=== Begin Enclosure ===
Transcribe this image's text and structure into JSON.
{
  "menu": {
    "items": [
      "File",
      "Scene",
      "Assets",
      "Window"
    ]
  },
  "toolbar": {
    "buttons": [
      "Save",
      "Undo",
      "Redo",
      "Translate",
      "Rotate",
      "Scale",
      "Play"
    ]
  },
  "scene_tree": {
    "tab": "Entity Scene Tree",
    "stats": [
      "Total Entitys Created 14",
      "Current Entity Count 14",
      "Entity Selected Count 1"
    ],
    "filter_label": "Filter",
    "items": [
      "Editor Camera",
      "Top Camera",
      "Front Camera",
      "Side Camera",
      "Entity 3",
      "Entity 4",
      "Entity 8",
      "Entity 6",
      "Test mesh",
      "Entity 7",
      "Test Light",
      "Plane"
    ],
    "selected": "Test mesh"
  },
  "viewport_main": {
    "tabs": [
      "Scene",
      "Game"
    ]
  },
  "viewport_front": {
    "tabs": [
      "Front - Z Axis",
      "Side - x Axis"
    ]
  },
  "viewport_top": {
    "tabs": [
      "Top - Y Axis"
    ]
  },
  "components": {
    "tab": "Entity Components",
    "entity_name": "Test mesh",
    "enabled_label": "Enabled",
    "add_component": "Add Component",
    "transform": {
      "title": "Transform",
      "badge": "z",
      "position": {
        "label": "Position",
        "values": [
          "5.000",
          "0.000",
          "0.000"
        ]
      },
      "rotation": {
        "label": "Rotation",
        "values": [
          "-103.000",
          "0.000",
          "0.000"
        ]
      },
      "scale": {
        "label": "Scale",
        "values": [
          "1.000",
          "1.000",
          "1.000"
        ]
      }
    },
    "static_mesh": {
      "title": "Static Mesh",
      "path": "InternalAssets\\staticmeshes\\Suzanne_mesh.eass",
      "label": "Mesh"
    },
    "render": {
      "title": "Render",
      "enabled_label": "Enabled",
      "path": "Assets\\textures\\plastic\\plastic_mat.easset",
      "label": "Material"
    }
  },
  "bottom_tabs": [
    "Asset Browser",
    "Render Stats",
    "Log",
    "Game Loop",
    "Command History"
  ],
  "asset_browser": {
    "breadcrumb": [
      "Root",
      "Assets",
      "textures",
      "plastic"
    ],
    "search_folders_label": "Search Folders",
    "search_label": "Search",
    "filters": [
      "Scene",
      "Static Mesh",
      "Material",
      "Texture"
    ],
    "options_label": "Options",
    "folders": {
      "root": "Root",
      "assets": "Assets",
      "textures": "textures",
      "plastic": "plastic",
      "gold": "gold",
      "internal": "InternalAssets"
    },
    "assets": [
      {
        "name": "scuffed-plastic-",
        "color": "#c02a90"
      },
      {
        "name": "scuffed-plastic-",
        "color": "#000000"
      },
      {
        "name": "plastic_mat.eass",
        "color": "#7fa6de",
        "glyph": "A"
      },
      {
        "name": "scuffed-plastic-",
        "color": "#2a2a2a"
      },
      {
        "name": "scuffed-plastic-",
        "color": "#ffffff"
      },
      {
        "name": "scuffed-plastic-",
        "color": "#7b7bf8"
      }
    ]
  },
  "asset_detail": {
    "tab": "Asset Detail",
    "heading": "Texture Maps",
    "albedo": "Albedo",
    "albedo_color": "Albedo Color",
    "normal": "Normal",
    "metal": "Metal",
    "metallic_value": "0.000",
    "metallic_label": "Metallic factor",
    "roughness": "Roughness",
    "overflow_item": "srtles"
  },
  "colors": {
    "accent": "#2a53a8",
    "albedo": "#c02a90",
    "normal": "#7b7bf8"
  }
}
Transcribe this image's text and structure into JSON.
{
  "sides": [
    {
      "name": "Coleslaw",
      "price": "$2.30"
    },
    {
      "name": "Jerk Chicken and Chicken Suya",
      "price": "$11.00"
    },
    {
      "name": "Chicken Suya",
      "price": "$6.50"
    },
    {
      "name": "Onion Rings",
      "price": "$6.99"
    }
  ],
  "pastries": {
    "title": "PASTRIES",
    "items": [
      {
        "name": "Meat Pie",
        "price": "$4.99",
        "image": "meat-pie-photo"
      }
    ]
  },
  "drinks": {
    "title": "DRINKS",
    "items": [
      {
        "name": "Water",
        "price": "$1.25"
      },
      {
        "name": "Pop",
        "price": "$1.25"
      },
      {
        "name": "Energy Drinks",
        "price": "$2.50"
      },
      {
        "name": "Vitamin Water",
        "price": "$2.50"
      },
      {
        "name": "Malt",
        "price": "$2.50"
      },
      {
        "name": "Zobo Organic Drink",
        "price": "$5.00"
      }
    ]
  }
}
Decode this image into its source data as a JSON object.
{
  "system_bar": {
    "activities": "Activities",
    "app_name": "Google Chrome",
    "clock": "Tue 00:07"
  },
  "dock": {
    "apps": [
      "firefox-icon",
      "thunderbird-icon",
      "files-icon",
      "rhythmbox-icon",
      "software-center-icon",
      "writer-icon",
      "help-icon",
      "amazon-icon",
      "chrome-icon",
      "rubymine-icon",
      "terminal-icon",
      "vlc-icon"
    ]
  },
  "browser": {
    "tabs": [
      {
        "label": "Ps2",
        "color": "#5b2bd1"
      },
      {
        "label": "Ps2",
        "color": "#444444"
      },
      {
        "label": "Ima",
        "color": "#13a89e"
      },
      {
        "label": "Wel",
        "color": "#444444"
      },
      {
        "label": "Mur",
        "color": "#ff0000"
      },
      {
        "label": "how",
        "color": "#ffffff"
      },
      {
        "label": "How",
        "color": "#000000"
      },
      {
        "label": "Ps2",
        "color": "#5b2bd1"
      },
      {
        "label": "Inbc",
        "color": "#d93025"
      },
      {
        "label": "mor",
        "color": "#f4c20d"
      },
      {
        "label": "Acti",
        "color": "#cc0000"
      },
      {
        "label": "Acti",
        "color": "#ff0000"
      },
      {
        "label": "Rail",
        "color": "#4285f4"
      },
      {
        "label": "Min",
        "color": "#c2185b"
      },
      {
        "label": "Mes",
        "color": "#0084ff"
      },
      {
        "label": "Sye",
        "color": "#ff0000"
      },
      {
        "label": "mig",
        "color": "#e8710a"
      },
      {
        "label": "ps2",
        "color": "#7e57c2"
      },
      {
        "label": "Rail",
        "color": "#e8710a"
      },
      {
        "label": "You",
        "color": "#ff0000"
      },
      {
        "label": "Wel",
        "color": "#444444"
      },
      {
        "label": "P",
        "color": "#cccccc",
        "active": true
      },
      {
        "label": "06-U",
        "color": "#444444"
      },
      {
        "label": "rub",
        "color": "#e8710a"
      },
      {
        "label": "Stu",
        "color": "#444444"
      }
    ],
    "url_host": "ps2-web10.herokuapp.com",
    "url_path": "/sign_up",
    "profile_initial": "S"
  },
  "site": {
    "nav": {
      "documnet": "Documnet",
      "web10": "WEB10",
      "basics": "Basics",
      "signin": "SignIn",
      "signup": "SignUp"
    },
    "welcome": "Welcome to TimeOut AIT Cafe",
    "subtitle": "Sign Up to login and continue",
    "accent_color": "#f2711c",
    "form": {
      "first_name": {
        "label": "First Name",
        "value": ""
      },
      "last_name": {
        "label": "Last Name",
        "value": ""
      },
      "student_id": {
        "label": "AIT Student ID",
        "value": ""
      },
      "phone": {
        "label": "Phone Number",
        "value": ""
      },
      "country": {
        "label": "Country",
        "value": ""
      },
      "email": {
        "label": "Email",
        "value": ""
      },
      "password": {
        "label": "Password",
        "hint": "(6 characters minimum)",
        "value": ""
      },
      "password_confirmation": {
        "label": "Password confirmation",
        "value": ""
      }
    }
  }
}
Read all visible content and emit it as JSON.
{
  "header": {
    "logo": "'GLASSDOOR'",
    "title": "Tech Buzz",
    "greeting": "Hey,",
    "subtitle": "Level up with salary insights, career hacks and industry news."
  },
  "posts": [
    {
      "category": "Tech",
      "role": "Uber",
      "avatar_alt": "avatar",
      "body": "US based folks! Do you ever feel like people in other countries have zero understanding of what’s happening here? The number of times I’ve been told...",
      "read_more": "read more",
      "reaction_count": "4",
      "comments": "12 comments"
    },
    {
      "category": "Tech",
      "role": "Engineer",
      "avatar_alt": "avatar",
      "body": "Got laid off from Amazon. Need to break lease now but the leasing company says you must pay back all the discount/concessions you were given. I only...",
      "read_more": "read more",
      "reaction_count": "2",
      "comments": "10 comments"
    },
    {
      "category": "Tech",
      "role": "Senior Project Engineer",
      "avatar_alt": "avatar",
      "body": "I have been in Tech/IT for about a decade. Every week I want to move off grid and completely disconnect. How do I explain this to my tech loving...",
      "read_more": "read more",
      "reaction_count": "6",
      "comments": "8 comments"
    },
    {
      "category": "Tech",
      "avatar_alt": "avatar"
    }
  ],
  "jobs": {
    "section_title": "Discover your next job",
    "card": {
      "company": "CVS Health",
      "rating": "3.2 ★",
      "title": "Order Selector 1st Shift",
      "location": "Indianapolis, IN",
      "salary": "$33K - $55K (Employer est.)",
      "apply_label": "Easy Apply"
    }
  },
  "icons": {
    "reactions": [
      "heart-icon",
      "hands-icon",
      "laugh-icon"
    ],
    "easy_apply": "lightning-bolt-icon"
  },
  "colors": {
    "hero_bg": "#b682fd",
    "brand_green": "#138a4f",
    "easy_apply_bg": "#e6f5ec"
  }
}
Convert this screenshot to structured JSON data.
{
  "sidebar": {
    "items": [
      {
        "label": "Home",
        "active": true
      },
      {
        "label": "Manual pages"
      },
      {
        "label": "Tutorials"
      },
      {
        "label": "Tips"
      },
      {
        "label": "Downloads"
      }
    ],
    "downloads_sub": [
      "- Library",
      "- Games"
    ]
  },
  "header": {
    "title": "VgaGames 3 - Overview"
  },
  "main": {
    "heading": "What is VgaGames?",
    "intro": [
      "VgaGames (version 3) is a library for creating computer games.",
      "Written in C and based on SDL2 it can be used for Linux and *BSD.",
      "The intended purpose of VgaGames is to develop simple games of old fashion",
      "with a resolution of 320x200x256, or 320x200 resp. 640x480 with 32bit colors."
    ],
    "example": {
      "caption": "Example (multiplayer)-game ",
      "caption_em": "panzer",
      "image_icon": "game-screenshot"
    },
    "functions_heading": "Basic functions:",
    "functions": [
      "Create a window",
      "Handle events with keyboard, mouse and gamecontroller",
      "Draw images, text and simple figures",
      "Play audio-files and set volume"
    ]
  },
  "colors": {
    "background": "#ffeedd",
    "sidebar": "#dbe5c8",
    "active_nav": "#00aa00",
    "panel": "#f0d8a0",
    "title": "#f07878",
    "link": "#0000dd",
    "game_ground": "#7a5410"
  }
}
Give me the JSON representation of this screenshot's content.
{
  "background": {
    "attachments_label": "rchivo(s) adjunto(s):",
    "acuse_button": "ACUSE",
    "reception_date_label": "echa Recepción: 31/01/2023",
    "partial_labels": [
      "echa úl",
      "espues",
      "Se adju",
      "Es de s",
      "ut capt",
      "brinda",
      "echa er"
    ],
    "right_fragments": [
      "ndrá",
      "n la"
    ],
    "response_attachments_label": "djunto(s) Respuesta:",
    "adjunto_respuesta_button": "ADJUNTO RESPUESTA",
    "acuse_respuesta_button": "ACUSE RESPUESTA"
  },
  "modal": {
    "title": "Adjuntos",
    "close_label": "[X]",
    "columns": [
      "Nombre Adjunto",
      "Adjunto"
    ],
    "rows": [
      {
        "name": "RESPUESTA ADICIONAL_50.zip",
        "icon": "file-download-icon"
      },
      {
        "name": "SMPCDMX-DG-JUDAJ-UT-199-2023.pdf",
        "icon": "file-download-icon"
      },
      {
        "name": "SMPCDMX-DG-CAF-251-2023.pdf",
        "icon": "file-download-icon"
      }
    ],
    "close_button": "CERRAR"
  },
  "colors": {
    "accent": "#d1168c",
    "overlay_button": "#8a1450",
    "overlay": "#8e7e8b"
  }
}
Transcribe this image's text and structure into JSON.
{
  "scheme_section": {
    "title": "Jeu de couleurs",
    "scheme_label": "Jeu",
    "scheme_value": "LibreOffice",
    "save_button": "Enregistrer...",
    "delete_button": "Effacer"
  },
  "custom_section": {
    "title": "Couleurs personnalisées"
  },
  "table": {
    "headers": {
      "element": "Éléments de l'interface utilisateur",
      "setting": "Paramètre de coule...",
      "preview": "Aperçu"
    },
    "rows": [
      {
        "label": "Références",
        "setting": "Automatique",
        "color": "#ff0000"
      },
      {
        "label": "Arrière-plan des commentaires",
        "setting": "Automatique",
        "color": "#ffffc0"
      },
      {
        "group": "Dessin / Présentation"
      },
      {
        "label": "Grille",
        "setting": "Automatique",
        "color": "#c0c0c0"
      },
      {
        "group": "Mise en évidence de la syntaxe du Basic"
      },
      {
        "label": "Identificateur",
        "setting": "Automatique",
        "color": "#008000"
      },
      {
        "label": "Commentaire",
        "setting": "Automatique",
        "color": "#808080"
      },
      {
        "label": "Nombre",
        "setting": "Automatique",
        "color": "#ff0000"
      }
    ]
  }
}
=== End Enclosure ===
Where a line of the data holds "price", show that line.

-- WRITTEN RESPONSE --
      "price": "$2.30"
      "price": "$11.00"
      "price": "$6.50"
      "price": "$6.99"
        "price": "$4.99",
        "price": "$1.25"
        "price": "$1.25"
        "price": "$2.50"
        "price": "$2.50"
        "price": "$2.50"
        "price": "$5.00"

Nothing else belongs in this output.